* [What is needed]: Look through the data below and show every line that includes "Marketplace".

-- The data follows --

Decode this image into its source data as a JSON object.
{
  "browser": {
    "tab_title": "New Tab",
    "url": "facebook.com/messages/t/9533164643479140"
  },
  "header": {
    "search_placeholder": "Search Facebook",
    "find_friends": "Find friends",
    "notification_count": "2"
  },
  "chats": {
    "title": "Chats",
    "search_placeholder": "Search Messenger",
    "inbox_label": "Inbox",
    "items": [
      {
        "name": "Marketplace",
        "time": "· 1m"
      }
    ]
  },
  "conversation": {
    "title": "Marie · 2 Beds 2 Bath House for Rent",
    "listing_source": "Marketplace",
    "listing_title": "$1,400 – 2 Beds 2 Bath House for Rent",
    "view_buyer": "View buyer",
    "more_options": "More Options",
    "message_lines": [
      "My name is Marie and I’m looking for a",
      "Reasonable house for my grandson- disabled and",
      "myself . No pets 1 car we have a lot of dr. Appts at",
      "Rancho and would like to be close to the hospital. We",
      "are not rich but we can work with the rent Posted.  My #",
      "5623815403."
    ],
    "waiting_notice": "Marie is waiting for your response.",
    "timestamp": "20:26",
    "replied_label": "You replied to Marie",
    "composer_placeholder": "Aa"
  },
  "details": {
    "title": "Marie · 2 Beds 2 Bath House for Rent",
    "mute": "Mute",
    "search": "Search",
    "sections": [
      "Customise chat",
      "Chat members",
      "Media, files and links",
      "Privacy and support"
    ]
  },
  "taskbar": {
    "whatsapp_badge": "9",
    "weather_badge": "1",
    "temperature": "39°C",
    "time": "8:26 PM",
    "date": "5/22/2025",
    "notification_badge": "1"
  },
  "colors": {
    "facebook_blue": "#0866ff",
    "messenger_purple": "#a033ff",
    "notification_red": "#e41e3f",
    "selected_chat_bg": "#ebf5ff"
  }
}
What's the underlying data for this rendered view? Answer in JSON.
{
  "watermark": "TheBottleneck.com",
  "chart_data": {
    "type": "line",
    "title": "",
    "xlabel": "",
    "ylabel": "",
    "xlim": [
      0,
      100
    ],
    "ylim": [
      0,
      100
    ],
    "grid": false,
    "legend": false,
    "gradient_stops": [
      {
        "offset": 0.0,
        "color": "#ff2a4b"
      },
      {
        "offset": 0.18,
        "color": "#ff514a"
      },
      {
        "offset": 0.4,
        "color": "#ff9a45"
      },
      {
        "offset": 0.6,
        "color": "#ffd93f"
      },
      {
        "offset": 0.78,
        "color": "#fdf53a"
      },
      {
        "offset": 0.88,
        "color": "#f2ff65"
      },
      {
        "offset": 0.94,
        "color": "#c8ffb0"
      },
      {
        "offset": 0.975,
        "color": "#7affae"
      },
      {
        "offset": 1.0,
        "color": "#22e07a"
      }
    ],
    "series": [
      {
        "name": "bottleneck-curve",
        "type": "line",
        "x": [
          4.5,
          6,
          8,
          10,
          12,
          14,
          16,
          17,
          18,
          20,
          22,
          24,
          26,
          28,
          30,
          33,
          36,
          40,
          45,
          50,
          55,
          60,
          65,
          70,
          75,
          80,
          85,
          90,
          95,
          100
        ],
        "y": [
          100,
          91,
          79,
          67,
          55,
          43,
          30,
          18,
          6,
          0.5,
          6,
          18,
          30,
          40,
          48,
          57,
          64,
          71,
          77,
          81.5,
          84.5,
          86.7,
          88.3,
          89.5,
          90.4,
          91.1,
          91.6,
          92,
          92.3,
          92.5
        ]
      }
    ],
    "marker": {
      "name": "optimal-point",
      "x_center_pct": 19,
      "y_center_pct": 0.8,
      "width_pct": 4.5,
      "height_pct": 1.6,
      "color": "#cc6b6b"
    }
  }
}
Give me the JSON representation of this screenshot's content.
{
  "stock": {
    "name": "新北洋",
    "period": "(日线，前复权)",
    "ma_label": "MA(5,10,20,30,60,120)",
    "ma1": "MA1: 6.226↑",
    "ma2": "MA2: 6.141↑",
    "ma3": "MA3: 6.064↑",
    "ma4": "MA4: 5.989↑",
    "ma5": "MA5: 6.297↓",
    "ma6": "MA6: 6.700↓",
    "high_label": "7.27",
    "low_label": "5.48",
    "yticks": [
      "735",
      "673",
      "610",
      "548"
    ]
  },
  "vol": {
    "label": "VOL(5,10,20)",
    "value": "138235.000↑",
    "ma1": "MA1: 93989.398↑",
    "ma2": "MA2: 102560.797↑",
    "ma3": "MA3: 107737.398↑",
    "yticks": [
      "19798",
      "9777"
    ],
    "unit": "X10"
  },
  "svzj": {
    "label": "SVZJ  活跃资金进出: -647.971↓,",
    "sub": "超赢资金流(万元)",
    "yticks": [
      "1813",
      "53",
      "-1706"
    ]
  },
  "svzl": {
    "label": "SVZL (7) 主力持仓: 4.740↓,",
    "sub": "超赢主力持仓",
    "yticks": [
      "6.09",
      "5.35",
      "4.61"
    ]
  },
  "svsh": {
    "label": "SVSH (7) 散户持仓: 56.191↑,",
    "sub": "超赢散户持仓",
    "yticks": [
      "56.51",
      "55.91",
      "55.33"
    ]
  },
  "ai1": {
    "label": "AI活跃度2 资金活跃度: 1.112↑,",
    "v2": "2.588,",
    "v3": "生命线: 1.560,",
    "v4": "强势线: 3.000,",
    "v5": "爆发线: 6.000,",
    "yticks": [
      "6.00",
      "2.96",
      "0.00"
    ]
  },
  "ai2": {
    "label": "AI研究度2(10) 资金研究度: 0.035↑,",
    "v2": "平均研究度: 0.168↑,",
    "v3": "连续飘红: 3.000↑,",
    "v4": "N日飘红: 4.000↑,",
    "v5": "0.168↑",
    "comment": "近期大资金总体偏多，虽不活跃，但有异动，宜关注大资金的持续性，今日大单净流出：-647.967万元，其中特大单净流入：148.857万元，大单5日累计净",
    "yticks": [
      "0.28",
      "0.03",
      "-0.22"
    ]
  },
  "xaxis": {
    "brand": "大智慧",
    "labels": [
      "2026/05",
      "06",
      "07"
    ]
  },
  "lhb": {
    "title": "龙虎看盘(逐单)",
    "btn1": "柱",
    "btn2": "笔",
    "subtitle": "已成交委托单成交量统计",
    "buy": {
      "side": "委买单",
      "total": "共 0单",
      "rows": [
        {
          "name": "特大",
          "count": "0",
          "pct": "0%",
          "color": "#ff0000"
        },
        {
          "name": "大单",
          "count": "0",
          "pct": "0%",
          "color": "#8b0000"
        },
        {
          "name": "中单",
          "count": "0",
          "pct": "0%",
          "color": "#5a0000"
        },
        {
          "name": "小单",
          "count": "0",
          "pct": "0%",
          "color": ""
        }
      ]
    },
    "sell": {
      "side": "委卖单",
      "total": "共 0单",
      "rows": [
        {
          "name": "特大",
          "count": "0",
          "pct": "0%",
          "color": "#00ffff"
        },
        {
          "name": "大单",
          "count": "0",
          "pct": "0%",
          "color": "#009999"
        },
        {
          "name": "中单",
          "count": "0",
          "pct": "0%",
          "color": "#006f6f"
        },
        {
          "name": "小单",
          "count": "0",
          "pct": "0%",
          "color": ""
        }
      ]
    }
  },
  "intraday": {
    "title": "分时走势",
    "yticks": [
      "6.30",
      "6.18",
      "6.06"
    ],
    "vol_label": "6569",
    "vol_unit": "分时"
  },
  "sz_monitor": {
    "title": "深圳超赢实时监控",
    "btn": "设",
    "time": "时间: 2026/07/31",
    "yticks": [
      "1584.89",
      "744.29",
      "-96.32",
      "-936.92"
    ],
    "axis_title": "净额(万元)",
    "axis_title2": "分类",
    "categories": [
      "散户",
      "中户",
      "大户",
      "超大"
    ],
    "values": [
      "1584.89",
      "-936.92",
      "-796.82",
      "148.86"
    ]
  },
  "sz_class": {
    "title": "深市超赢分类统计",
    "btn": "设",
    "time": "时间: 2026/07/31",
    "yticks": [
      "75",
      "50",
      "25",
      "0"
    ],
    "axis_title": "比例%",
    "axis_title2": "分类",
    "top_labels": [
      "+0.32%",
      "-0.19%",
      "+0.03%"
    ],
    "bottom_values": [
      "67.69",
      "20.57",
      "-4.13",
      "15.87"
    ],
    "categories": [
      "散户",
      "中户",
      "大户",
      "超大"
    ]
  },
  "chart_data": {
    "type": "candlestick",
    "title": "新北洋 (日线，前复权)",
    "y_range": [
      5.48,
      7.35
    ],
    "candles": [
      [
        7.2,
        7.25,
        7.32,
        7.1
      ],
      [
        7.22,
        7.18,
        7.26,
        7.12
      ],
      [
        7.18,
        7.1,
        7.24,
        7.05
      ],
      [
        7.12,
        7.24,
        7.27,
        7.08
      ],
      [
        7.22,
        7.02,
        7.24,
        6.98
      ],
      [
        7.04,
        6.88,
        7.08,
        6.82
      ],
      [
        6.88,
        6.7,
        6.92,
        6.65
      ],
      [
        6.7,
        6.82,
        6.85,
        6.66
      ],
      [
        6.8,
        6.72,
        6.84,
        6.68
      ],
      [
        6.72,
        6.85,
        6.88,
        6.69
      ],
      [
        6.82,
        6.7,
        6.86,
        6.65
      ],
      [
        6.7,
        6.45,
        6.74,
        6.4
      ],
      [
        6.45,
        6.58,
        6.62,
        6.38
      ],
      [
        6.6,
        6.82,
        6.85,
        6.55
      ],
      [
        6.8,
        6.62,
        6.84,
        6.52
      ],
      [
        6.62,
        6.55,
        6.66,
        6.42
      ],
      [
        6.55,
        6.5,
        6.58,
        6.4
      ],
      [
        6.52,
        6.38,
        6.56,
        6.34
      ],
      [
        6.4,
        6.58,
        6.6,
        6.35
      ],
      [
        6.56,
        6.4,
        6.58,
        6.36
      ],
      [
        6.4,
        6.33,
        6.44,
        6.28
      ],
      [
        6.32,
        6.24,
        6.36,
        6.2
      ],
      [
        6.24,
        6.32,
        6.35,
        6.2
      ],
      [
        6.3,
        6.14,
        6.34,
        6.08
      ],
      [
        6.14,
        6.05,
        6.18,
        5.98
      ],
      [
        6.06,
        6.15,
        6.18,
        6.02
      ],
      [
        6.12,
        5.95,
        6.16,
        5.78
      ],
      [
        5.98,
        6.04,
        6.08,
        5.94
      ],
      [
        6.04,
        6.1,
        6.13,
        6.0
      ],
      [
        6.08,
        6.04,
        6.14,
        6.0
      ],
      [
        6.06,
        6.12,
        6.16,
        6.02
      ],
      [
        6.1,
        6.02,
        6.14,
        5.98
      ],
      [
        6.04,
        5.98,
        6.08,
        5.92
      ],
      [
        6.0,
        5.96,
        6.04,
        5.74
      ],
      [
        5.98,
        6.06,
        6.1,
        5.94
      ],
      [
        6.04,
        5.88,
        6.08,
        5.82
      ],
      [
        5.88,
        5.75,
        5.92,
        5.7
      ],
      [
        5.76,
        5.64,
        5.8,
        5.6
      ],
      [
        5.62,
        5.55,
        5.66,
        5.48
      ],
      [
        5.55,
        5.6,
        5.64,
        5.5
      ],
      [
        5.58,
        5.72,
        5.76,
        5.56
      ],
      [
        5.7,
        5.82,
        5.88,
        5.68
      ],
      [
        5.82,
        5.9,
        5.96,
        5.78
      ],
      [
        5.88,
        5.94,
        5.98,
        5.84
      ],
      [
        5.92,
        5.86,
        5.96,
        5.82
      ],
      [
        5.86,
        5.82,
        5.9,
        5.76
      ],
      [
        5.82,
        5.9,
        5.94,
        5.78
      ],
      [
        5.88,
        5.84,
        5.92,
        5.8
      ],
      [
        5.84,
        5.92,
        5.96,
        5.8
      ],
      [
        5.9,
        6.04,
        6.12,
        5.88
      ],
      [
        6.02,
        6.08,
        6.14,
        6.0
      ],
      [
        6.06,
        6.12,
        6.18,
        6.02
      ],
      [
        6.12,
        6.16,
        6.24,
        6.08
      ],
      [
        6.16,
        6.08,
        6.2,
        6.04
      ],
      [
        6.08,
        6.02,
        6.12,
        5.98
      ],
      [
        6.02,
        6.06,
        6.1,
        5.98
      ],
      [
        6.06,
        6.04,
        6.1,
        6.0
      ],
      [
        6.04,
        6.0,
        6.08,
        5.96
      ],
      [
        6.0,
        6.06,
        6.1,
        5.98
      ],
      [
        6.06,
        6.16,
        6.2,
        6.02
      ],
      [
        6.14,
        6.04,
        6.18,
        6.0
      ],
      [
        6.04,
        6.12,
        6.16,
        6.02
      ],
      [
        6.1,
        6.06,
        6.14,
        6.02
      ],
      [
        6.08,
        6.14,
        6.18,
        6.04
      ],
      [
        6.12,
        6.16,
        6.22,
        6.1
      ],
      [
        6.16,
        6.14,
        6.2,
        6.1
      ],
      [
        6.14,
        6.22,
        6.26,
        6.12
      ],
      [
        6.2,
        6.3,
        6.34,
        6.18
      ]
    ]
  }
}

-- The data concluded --

* [Exercise output]:
        "name": "Marketplace",
    "listing_source": "Marketplace",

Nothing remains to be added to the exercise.